The eighth photo is a chandelier of simple beauty, hung in the Comstock Room from 1909 up through the 1950s. This room was also eventually gutted and turned into a different set of rooms. The whereabouts of these chandeliers are also unknown. The ninth photo shows an unknown chandelier in a 1935 image I came across, also likely changed out over the years. The last photo shows the Gold Ball Room in 1915 at the Life Underwriters Banquet. One of the few rooms to have the exact same chandeliers from 1909 to the present. 

Left: The same pre-1906 butter pat, but with the 1909 logo. Unfortunately, the logo is very faded from use. I've never seen a piece with this marking, "Especially made for Palace Hotel San Francisco furnished by Albert Pick & Company, Chicago - San Francisco. 353."

Another Palace Hotel Guest Room Soap, undated. 

A second Palace Hotel brass door knob I acquired in 2024 via an online auction. It has a heavy patina compared to the one above, but still a great piece!

A brass Palace Hotel door knob reputedly from the original 1875 building. I'm afraid there is no more information to go along with this piece. If true, it was obviously removed pre-fire as there's no sign it was picked from the rubble. The original Palace used many different monograms through its 30 years, and there are similarities comparing this to the 1909 knobs. However, the current 1909 knobs are still in use 115 years later. Makes me wonder why these would've been changed out after only 20 or 30? Sadly, the truth about this is long gone as there wasn't much documented about the original fittings. Possibly from a different Palace Hotel?

     Sometime around 1900, the Palace Hotel replaced the keys above with the keys below. While I do find it interesting that the key only says Palace and not Palace Hotel, my research has shown that the Palace was filled with a mismatch of things over its 30 year span. This particular key, for Room #749, would've been for one of the luxury suites on the Conservatory, or 7th, Floor. The hotel had 755 rooms. Around the 1880s, the top two floors were converted into these suites for long-term residences and remained so until 1906.

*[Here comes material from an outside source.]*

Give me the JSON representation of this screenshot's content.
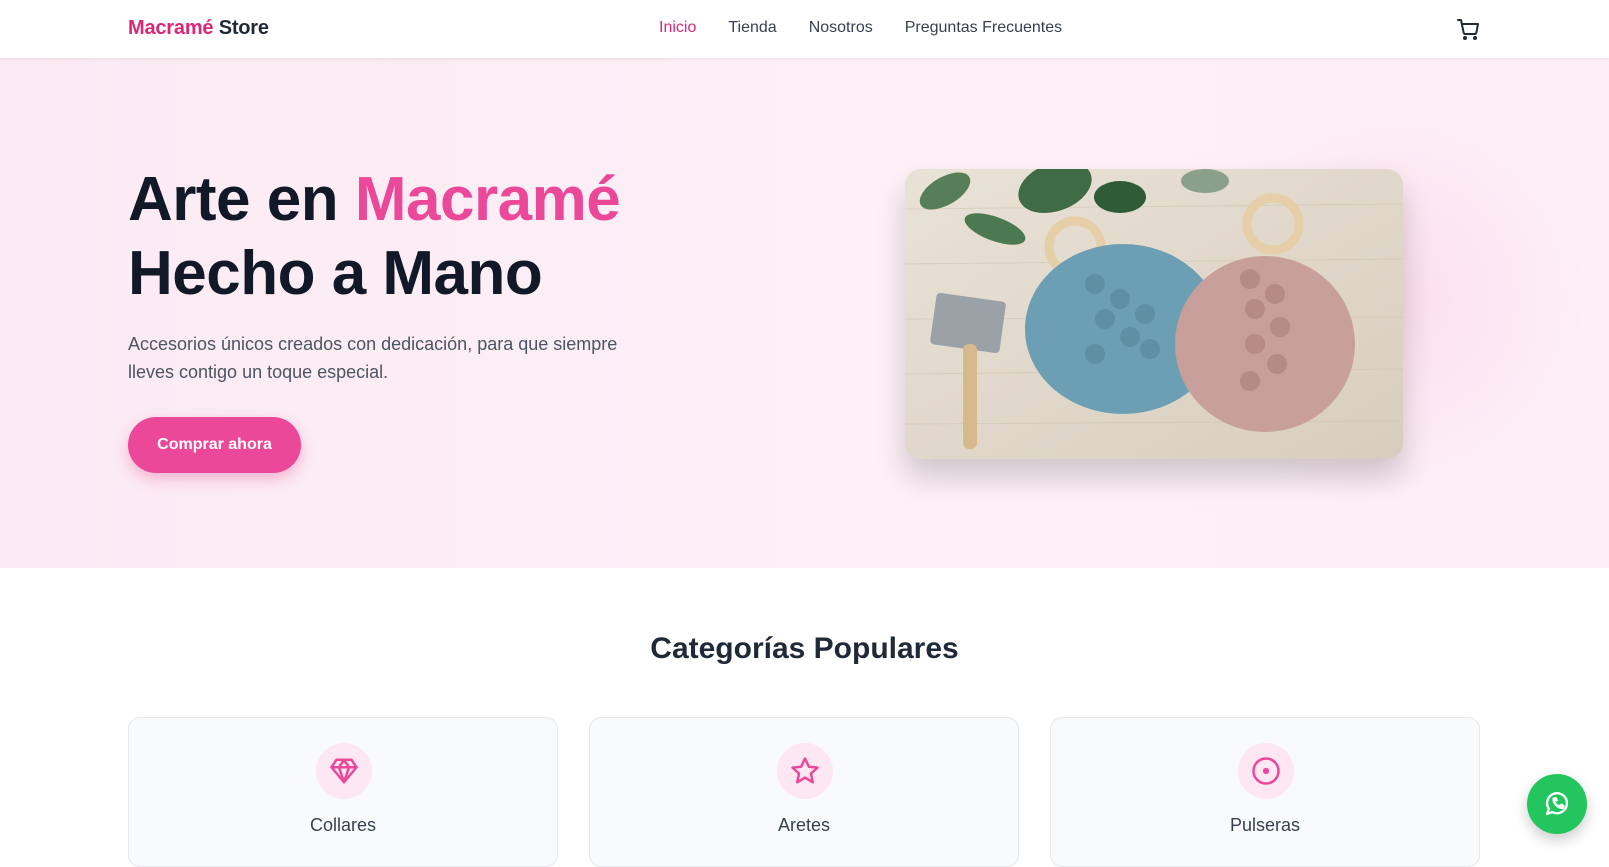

     I have come across two other keys identical to this over the years, unfortunately not for sale. The first was said to have been recovered from a 1906 San Francisco earthquake dump for Room #695. The second appeared on Facebook in 2023 for Room #547 and it came with the following note, "This is a room key to the Palace Hotel in San Francisco before the 1906 fire. My father, John H. Davenport, came into possession of it." Measures 3" long and 1.25" wide.

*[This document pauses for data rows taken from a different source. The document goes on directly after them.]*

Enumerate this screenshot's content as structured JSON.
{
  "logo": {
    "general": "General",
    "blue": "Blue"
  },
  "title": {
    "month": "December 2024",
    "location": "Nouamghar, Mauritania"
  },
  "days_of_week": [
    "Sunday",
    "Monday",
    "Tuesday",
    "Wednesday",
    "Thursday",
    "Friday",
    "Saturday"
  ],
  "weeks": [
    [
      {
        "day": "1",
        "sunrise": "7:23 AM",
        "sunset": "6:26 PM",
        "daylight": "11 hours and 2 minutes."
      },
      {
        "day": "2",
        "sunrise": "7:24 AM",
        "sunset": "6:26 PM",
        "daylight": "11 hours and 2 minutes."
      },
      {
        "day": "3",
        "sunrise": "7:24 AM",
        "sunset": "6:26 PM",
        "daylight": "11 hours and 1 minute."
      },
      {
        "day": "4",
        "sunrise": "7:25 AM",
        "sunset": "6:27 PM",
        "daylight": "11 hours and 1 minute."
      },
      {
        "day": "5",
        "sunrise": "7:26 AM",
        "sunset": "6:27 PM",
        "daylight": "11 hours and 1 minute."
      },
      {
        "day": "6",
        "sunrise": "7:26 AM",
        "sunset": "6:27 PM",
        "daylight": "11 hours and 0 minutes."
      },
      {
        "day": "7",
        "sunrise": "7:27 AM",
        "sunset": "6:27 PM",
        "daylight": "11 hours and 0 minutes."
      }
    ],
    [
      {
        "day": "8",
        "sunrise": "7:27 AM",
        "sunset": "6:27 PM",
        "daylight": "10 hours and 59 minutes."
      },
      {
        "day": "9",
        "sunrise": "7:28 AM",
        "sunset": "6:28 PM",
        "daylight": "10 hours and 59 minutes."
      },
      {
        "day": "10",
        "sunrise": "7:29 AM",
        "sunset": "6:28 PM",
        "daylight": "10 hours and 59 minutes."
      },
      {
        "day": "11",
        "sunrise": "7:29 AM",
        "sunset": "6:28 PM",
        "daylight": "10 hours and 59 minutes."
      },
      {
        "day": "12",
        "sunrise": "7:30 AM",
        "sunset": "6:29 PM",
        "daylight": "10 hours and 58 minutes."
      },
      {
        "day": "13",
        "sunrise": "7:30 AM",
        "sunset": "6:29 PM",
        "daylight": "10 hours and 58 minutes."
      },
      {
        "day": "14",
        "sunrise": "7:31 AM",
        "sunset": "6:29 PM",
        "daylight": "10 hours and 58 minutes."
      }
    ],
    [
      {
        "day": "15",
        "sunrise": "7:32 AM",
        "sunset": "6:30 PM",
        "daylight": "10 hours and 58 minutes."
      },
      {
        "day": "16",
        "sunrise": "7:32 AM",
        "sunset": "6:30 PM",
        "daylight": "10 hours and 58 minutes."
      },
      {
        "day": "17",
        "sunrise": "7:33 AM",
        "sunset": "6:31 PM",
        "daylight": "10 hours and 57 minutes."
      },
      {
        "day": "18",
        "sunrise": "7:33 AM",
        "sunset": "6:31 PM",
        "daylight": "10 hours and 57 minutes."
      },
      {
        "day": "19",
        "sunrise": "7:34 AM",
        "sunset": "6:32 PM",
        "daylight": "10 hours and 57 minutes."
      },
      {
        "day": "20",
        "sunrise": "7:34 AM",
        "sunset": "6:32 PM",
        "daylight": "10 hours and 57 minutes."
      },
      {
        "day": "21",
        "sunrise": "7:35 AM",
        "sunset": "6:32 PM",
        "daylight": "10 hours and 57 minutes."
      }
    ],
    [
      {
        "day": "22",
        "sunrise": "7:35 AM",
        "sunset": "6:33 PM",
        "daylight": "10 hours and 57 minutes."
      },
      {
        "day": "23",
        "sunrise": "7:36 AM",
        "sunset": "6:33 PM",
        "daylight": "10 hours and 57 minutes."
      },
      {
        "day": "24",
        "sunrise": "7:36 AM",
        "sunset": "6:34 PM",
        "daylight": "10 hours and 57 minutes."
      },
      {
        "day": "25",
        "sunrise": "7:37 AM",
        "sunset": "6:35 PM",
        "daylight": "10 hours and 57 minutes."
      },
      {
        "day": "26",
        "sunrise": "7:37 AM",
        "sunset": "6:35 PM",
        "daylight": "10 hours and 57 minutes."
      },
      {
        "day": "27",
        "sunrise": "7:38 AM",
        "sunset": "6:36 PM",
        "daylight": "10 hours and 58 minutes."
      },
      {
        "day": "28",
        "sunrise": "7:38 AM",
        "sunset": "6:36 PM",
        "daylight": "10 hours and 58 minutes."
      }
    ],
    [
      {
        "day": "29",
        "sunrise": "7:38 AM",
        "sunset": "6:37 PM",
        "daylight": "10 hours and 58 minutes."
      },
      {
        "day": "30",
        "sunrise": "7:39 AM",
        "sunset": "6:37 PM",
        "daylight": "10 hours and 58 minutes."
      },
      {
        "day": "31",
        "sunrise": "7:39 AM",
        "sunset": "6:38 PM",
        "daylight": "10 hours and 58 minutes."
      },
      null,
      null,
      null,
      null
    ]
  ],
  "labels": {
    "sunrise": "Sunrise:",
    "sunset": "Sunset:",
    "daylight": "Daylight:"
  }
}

Palace Hotel Souvenir Spoon. It has a bear with San Francisco at the top, and an image of the building with "San Francisco, Cal. Palace Hotel" in the spoon. Backmarked Sterling. 

     After going around the world on a two-year & seven-month, post-presidential tour, General Grant arrived at the Palace Hotel September 20th, 1879. After spending a month in the city, on October 25th, he was given a lavish Farewell Banquet from the citizens of San Francisco. The guests consisted of about 250 of the most prominent gentlemen of the city. The decorations of the banquet hall were of the most elaborate description. The tables presented an elegant appearance and the place cards were engraved on solid silver plates intended to serve the guests as souvenirs of the occasion; that prepared for General Grant was of massive gold. 

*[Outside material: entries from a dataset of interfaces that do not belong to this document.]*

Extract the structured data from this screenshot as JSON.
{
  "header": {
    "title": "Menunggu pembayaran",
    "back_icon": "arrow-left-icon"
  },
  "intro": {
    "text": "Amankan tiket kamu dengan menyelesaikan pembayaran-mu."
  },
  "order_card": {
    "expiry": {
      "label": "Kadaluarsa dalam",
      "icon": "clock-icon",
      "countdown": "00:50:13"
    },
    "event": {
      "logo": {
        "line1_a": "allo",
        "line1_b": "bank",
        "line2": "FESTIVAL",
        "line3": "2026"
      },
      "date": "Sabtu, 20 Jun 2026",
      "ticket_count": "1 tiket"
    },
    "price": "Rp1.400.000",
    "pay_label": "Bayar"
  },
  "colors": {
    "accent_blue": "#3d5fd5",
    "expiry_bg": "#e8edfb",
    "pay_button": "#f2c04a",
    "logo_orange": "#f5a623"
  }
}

     This is one of those 250 sterling silver place cards from the event. Measuring 2.25" x 3.5", it reads, "Farewell Banquet to Genl. U.S. Grant. Palace Hotel, Oct 25, 1879. The back is marked Sterling, S.F. Cal, A. Andrews (maker). Each place card had the name of the person engraved as well, this one for T.I. Bergin. Thomas I. Bergin was an attorney and member of the prominent law firm McAllister & Bergin in San Francisco. In 1877, a newspaper placed him at Room 38, Nevada Block, Montgomery St. as a representative of the Nevada Bank. He died in 1915. 

     In my research, I found records for seven of these that still exist, including this one. The others are for Irving M. Scott, W.S. Gage, Jacob S. Taber, J.H. Tobin, E.H. Winchester, and Adam Grant. 

c1920s Palace Hotel candle holder. It baffled me why this piece would've been made since the Palace had full electricity. There was really no need for these aside from aesthetics.